=== YOUR ASSIGNMENT ===
Locate every line in the material below that has the word "title". Copy each of those lines.

=== TASK INPUT ===

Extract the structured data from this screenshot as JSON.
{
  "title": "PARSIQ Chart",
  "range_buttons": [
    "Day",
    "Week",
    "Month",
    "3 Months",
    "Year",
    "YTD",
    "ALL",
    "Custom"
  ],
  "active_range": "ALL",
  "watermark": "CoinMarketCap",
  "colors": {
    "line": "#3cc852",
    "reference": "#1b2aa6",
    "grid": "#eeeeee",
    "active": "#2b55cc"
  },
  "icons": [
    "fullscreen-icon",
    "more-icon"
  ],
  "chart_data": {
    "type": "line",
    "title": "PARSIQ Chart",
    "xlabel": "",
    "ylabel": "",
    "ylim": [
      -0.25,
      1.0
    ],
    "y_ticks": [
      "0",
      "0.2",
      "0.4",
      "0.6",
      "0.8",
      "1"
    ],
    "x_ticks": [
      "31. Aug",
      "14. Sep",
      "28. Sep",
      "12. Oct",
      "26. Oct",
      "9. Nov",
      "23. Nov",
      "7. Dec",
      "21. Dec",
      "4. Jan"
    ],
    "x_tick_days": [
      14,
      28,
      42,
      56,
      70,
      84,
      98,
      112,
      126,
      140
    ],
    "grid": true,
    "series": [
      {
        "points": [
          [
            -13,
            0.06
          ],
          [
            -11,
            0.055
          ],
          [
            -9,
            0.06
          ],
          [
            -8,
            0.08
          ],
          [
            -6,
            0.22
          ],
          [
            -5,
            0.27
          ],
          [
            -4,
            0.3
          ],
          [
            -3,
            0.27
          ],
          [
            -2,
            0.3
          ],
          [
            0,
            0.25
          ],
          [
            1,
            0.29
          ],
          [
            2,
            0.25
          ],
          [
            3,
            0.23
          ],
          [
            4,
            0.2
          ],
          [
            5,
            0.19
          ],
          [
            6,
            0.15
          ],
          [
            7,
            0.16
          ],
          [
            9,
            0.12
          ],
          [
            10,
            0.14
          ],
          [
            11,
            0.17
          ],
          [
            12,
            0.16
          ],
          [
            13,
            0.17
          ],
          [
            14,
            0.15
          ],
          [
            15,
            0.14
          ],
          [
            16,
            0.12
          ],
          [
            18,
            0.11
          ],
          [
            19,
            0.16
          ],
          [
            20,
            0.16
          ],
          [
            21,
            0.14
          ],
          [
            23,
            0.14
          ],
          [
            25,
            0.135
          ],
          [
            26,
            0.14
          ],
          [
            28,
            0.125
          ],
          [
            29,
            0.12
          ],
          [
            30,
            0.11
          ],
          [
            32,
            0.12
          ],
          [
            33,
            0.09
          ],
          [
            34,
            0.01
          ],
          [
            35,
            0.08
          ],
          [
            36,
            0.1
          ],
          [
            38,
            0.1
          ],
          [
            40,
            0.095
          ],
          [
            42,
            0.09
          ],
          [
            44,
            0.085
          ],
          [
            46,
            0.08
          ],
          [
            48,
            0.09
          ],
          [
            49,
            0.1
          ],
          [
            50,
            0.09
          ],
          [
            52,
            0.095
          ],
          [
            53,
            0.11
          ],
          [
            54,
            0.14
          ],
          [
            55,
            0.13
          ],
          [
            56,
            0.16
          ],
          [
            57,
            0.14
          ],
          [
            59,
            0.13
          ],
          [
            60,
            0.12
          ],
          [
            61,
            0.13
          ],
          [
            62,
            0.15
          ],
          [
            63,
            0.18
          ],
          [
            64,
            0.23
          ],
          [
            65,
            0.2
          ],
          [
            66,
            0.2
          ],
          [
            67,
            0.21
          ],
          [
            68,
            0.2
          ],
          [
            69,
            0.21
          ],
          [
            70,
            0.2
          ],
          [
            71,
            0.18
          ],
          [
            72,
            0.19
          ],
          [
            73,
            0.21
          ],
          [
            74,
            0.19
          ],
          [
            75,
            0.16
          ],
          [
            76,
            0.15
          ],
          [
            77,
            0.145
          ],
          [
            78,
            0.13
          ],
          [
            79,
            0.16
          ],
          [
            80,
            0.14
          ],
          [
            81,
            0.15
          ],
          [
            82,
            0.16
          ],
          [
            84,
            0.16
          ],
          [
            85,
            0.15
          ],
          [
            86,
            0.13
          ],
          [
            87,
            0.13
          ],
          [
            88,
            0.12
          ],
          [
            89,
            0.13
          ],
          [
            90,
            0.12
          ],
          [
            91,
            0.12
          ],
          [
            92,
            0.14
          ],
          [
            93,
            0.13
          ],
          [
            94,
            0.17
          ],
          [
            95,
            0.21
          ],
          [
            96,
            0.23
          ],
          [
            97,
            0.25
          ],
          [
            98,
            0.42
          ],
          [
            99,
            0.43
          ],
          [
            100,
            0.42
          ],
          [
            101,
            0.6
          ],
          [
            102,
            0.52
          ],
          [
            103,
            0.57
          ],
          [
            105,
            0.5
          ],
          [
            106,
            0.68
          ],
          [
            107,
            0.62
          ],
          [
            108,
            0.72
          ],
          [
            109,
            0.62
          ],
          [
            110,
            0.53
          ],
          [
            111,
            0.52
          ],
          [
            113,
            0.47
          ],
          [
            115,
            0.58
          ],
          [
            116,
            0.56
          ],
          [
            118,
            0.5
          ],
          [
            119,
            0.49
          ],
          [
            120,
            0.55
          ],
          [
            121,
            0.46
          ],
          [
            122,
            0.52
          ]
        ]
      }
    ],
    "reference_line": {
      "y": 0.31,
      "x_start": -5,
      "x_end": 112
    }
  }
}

=== RESULT FOR THIS EXERCISE ===
  "title": "PARSIQ Chart",
    "title": "PARSIQ Chart",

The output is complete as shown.